Republicans have embraced health association plans as a way to help self-employed people and small businesses maximize affordability of coverage by using their leverage as a large group to negotiate lower premiums.
The Republicans’ alternative health care plan amends the Employee Retirement Income Security Act of 1974 — the federal legislation that governs employer-sponsored self-insured health policies — to allow the federal government to certify and regulate the solvency and adequacy of association plans. Under their legislation, small businesses can come together, by industry or trade, and form health plan through which they can purchase coverage for their employees.

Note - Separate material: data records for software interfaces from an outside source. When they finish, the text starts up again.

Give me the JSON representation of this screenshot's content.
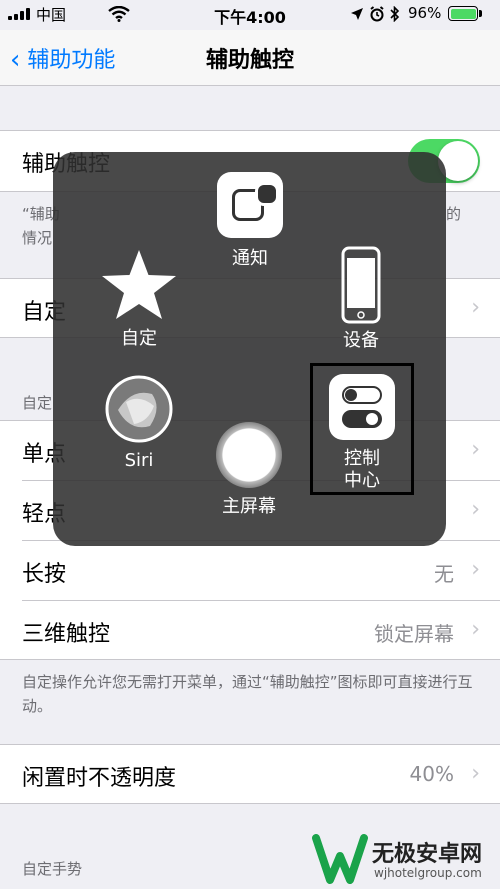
{
  "status_bar": {
    "carrier": "中国",
    "time": "下午4:00",
    "battery_percent": "96%"
  },
  "nav": {
    "back_label": "辅助功能",
    "title": "辅助触控"
  },
  "toggle_row": {
    "label": "辅助触控",
    "on": true
  },
  "toggle_footer_left": "“辅助",
  "toggle_footer_left2": "情况",
  "toggle_footer_right": "的",
  "customize_row": {
    "label": "自定"
  },
  "section_custom_actions": "自定",
  "actions": [
    {
      "label": "单点",
      "value": ""
    },
    {
      "label": "轻点",
      "value": ""
    },
    {
      "label": "长按",
      "value": "无"
    },
    {
      "label": "三维触控",
      "value": "锁定屏幕"
    }
  ],
  "actions_footer": "自定操作允许您无需打开菜单，通过“辅助触控”图标即可直接进行互动。",
  "opacity_row": {
    "label": "闲置时不透明度",
    "value": "40%"
  },
  "section_gestures": "自定手势",
  "menu": {
    "notification": "通知",
    "custom": "自定",
    "device": "设备",
    "siri": "Siri",
    "home": "主屏幕",
    "control_center_line1": "控制",
    "control_center_line2": "中心"
  },
  "watermark": {
    "name": "无极安卓网",
    "url": "wjhotelgroup.com"
  },
  "colors": {
    "accent": "#007aff",
    "toggle_on": "#4cd964"
  }
}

But while the plans goals are laudable, in reality, associations could avoid covering sicker businesses by excluding certain key conditions from coverage and designing policies that only attract healthier applicants. According to the Republican bill, the association would not be required to offer a minimum benefits package and could set “contribution rates based on claims experience of the plan,” crowding employers whose employees actually use their insurance, out of coverage.
The “whole bill is set up to build fly-by-night associations. I run it for a couple of years, I shut it down,” Georgetown professor Karen Pollitz explained in a conversation with the Wonk Room. “I cover these 100 people this year. Next year, I have a different 100 members.” Indeed, between 2001 and 2003, four long-standing self-insured association health care plans became insolvent, “leaving $48 million in medical claims unpaid and 66,000 people and small businesses without insurance.” Health experts argue that association health care plans are governed by “licensing requirements that are often less stringent than those imposed on traditional insurers” and are “at far greater risk of becoming insolvent when claims suddenly or unexpectedly exceed their ability to pay them.”
The Republican legislation establishes new solvency and reserve requirements but it outsources any enforcement of self-insured or national association plans to the federal Department of Labor, “which lacks the tools, resources, and culture to protect businesses against fraud.” One report concluded that the “history of scams involving associations demonstrates that when the federal government has had sole oversight authority, fraud flourished with unscrupulous individuals leaving businesses and their workers without health coverage and with millions of dollars in unpaid medical bills.”
The legislation requires association health care plans to contribute to an ‘Association Health Plan Fund’ that would pay out outstanding claims in cases of insolvency, but leaves the federal government on the hook if the money in the fund runs out. “[I]f the Secretary determines that there is a reasonable expectation that” claims would “would not be satisfied by reason of termination of such coverage. The Secretary shall, to the extent provided in advance in appropriation Acts, pay such amounts so determined to the insurer designated by the Secretary,” the bill states on page 73.